Exercise —
Reproduce the listing exactly, so that no line differs from the original.

Exercise materials —

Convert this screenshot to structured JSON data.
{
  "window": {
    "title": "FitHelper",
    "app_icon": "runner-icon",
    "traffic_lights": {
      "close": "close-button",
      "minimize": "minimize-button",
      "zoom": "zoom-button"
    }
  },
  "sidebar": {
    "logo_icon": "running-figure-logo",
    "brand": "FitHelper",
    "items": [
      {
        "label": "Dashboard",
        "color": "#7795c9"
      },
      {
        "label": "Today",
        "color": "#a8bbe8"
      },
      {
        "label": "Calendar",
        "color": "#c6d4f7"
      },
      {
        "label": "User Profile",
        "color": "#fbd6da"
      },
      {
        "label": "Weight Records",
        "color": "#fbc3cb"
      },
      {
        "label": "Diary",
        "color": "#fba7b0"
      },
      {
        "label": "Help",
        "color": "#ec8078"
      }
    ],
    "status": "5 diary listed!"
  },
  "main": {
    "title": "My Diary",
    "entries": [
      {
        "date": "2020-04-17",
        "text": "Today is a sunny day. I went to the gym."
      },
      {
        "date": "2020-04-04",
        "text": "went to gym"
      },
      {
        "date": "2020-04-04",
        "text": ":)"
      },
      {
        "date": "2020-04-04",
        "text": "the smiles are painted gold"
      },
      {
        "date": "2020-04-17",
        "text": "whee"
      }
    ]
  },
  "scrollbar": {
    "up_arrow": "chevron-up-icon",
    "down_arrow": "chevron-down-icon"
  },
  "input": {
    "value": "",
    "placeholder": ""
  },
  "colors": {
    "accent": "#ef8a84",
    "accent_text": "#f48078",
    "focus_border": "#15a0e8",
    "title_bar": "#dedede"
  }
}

Task answer —
Convert this screenshot to structured JSON data.
{
  "window": {
    "title": "FitHelper",
    "app_icon": "runner-icon",
    "traffic_lights": {
      "close": "close-button",
      "minimize": "minimize-button",
      "zoom": "zoom-button"
    }
  },
  "sidebar": {
    "logo_icon": "running-figure-logo",
    "brand": "FitHelper",
    "items": [
      {
        "label": "Dashboard",
        "color": "#7795c9"
      },
      {
        "label": "Today",
        "color": "#a8bbe8"
      },
      {
        "label": "Calendar",
        "color": "#c6d4f7"
      },
      {
        "label": "User Profile",
        "color": "#fbd6da"
      },
      {
        "label": "Weight Records",
        "color": "#fbc3cb"
      },
      {
        "label": "Diary",
        "color": "#fba7b0"
      },
      {
        "label": "Help",
        "color": "#ec8078"
      }
    ],
    "status": "5 diary listed!"
  },
  "main": {
    "title": "My Diary",
    "entries": [
      {
        "date": "2020-04-17",
        "text": "Today is a sunny day. I went to the gym."
      },
      {
        "date": "2020-04-04",
        "text": "went to gym"
      },
      {
        "date": "2020-04-04",
        "text": ":)"
      },
      {
        "date": "2020-04-04",
        "text": "the smiles are painted gold"
      },
      {
        "date": "2020-04-17",
        "text": "whee"
      }
    ]
  },
  "scrollbar": {
    "up_arrow": "chevron-up-icon",
    "down_arrow": "chevron-down-icon"
  },
  "input": {
    "value": "",
    "placeholder": ""
  },
  "colors": {
    "accent": "#ef8a84",
    "accent_text": "#f48078",
    "focus_border": "#15a0e8",
    "title_bar": "#dedede"
  }
}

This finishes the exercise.